In a study presented at the 2018 Annual Meeting of the American Academy of Orthopaedic Surgeons (AAOS), experts looked at primary ACL reconstructions among high-level athletes in order to test a return to play checklist developed by the sports medicine research team at the Rothman Institute in Philadelphia.

The evidence-based checklist includes seven objective measures — including physical exam findings, functional testing (hop and agility testing, movement assessment for jumping and landing mechanics), and a functional outcome score. Athletes are typically tested seven to eight months following surgery. Patients need to pass six of the seven criteria, and if they fail, the patient receives an additional six weeks of training.

Using the checklist, Dr Kevin B. Freedman, an associate professor of orthopaedic surgery and sports medicine at the Rothman Institute and Thomas Jefferson University, and his team compared clinical outcomes to determine when it was safe for athletes to return to play following primary ACL reconstruction.

“Historically after ACL reconstruction, orthopaedic surgeons would use time as the major criterion for determining when athletes should return,” Dr Freedman explained. “The concept behind the return to play checklist was that the calendar didn’t optimally determine functional status to see if the patient had thoroughly rehabilitated or if they remained at risk for reinjury. With our latest study, we were able to put the checklist into motion to compare athletes whose return to play was determined by the checklist to those athletes whose return to play was determined by traditional clinical judgement.”

For the study, patients aged 15 to 35 undergoing primary ACL reconstruction were evaluated using the checklist by a trained physical therapist, 6-12 months post-operatively, prior to return to sports. Once they returned to play, patients were followed prospectively to determine the incidence of injury to the knee.

A control group used for comparison included patients aged 15 to 35 who underwent ACL reconstruction between October 2012 and October 2014, and were cleared to return to sports by “usual clinical judgment” prior to the development of the checklist.

Results showed that patients in the checklist group experienced fewer knee injuries.
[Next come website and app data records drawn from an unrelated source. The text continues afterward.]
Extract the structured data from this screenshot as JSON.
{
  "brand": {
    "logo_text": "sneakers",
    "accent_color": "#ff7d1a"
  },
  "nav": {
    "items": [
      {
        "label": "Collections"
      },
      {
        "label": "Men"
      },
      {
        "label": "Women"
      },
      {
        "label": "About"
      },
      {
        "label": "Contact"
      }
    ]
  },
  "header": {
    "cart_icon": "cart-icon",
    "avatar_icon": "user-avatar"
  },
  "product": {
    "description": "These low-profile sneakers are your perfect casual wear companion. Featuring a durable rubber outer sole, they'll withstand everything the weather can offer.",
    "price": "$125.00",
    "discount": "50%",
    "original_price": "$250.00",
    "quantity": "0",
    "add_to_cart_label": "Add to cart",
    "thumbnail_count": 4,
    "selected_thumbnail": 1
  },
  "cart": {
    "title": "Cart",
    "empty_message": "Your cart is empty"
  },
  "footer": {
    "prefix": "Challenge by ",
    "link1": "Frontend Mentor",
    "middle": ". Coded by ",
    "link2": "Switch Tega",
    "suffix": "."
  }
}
Specifically:

– Patients experienced a significant decrease in overall ipsilateral knee injury in the checklist group (3.3%) compared to the control group (9.8%).
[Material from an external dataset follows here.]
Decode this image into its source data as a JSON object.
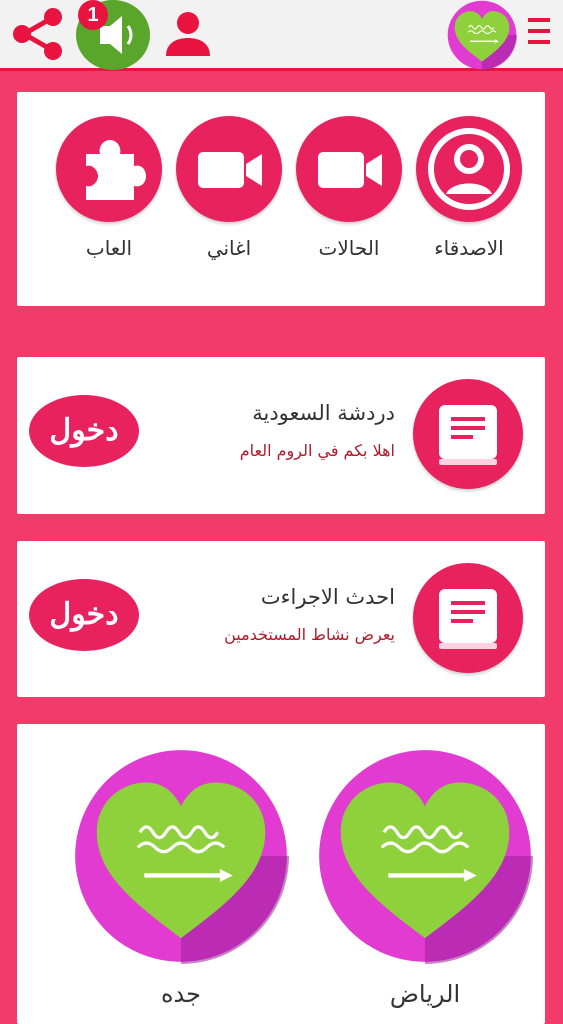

– There was a reduction in ipsilateral ACL tear in the checklist group (3%) compared to the control group (6.6%).

– There was a significant reduction in overall contralateral knee injury in the checklist group (0.8%) compared to the control group (5.6%).
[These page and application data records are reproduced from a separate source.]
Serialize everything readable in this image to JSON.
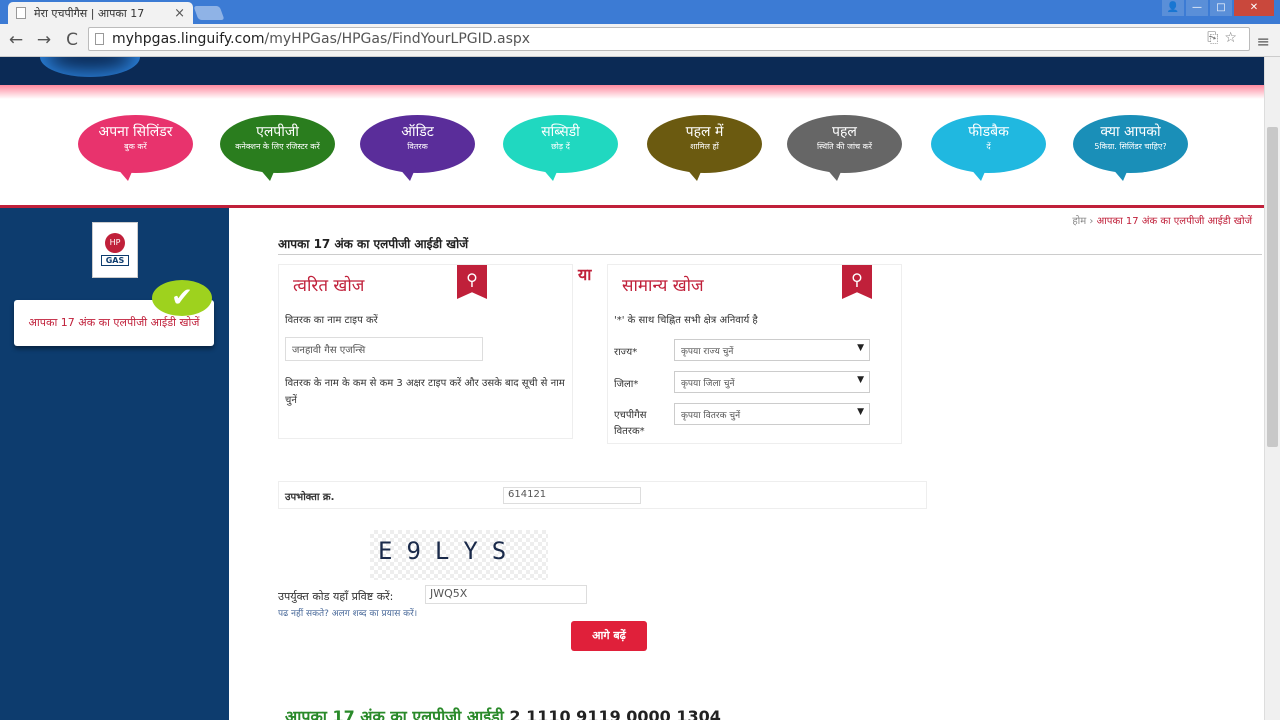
{
  "browser": {
    "tab_title": "मेरा एचपीगैस | आपका 17",
    "tab_close": "×",
    "url_host": "myhpgas.linguify.com",
    "url_path": "/myHPGas/HPGas/FindYourLPGID.aspx",
    "back": "←",
    "forward": "→",
    "reload": "C",
    "menu": "≡",
    "win_user": "👤",
    "win_min": "—",
    "win_max": "□",
    "win_close": "✕"
  },
  "nav_bubbles": [
    {
      "title": "अपना सिलिंडर",
      "sub": "बुक करें",
      "color": "#e8336d"
    },
    {
      "title": "एलपीजी",
      "sub": "कनेक्शन के लिए रजिस्टर करें",
      "color": "#2a7d1e"
    },
    {
      "title": "ऑडिट",
      "sub": "वितरक",
      "color": "#5a2d9a"
    },
    {
      "title": "सब्सिडी",
      "sub": "छोड़ दें",
      "color": "#20d8c0"
    },
    {
      "title": "पहल में",
      "sub": "शामिल हों",
      "color": "#6b5a10"
    },
    {
      "title": "पहल",
      "sub": "स्थिति की जांच करें",
      "color": "#666666"
    },
    {
      "title": "फीडबैक",
      "sub": "दें",
      "color": "#20b8e0"
    },
    {
      "title": "क्या आपको",
      "sub": "5किग्रा. सिलिंडर चाहिए?",
      "color": "#1a8fb8"
    }
  ],
  "sidebar": {
    "logo_hp": "HP",
    "logo_gas": "GAS",
    "card_label": "आपका 17 अंक का एलपीजी आईडी खोजें"
  },
  "breadcrumb": {
    "home": "होम",
    "sep": "›",
    "current": "आपका 17 अंक का एलपीजी आईडी खोजें"
  },
  "page_title": "आपका 17 अंक का एलपीजी आईडी खोजें",
  "quick_search": {
    "heading": "त्वरित खोज",
    "label": "वितरक का नाम टाइप करें",
    "value": "जनहावी गैस एजन्सि",
    "hint": "वितरक के नाम के कम से कम 3 अक्षर टाइप करें और उसके बाद सूची से नाम चुनें"
  },
  "or_label": "या",
  "general_search": {
    "heading": "सामान्य खोज",
    "note": "'*' के साथ चिह्नित सभी क्षेत्र अनिवार्य है",
    "state_label": "राज्य*",
    "state_value": "कृपया राज्य चुनें",
    "district_label": "जिला*",
    "district_value": "कृपया जिला चुनें",
    "distributor_label": "एचपीगैस वितरक*",
    "distributor_value": "कृपया वितरक चुनें"
  },
  "consumer": {
    "label": "उपभोक्ता क्र.",
    "value": "614121"
  },
  "captcha": {
    "text": "E9LYS",
    "label": "उपर्युक्त कोड यहाँ प्रविष्ट करें:",
    "value": "JWQ5X",
    "help": "पढ नहीं सकते? अलग शब्द का प्रयास करें।"
  },
  "submit_label": "आगे बढ़ें",
  "result": {
    "label": "आपका 17 अंक का एलपीजी आईडी",
    "number": "2 1110 9119 0000 1304"
  }
}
– There was a significant decrease in contralateral ACL tear in the checklist group (0.8%) compared to the control group (5.1%).

– Forty percent of athletes who the researchers subjectively thought were ready to return, failed the checklist; however, when the athletes received further training in the areas they failed, most were able to pass within six weeks.

The research highlights the importance of using functional objective criteria in order to optimally and most safely return athletes to play after primary ACL reconstruction, AAOS said.